Now in Germany, like in Taiwan, there are many very wealthy people, and the money has to go somewhere. Real estate suddenly became very attractive, for owner-occupation and rental. And something else happened: Foreign investors also discovered the German real estate market. Funds from America, Great Britain and many other countries have been buying into Germany for billions since then.

Suddenly, many Germans also experienced what it means to live in a tense market: First purchase prices rose from year to year, then rents too. Because investors naturally want to extract as much return as possible.

However, this trend does not affect all of Germany, but primarily popular cities and their surrounding areas. In Munich, Frankfurt, Hamburg and also Berlin, which was very cheap for a long time, prices have only climbed since 2010. And smaller cities with many students such as Mainz, Karlsruhe or Tübingen have become much more expensive. A new generation of working people is finding life in the city centers more attractive than a house on a green meadow.

At the same time, there are many areas in Germany where the trend is going in a completely different direction: rural regions from which young people migrate as soon as they have an opportunity. Because the many new city dwellers have to come from somewhere. Many of these problem regions are in eastern Germany, but they also exist in Lower Saxony, Hesse and even Bavaria.
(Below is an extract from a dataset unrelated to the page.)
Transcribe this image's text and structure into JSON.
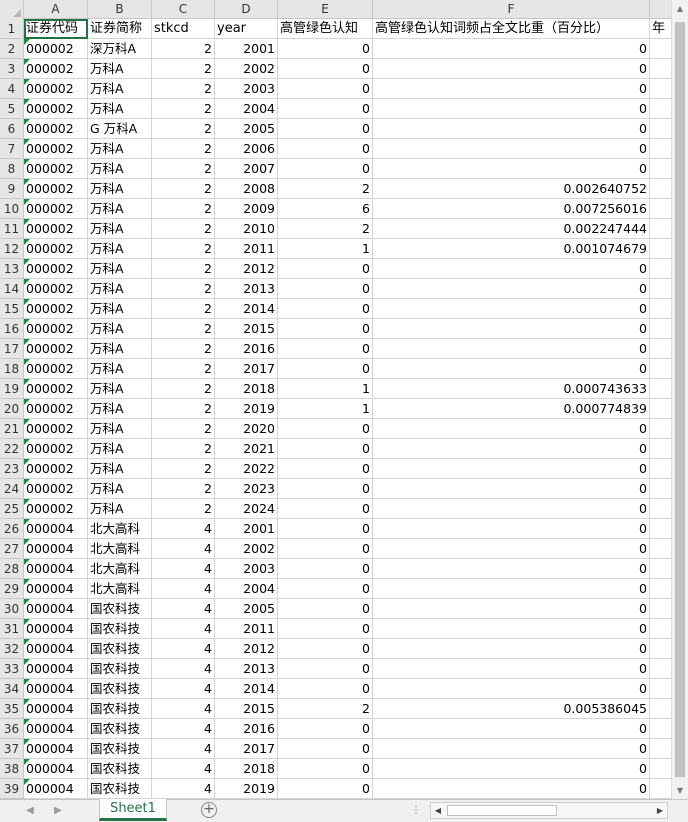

Real estate there is losing value massively, and anyone who built a house here 35 years ago doesn't get anywhere near their money back for it today.

Finally, I would like to introduce a few figures. I keep a close eye on developments in my home country and like to compare them with Taiwan. In most areas of Germany, condominiums cost between 1,000 and 3,000 euros per square meter, i.e. around 110,000 to 330,000 Taiwan dollars per ping (3.3 square meters). Only in good areas of boom cities like Munich is 5,000 euros still considered to be an acceptable price for normal living space (luxury apartments are a category of their own in Germany too). This applies to so-called existing apartments; New buildings are always significantly more expensive. In Taipei, however, 100 wan (1 million) Taiwan dollars per ping is sometimes standard. That corresponds to the equivalent of more than 9,000 euros per square meter.

Rents in Germany are usually between 5 and 10 euros per square meter per month. An apartment of 100 square meters (30 ping) costs 500 to 1000 euros, including additional costs (heating, water, property tax, etc.) about one and a half times as much. Most rental apartments are not that big, however.

When Germans buy a condo or house, they are usually willing to spend around three to five times their annual pre-tax income on it. The German average income per household is around 50,000 euros. In Taipei, on the other hand, prices are more like 15 times income. The middle class can actually no longer afford that, because the money has to be paid off with bank loans over many years. Many households in Taipei pay up to two thirds of their income for real estate loans every month. In order to make ends meet, it should not be more than a third.

That was a lot of information now. Hopefully I was able to give you an idea why home ownership is not such a big issue in Germany and why our prices are still lower than in some regions of Taiwan, despite the increase.

If you have any questions or comments, please write to me. You can find me on Facebook and Twitter as a “Taiwan Reporter”.

Copyright: Goethe-Institut Taipei
July 2017

© Klaus Bardenhagen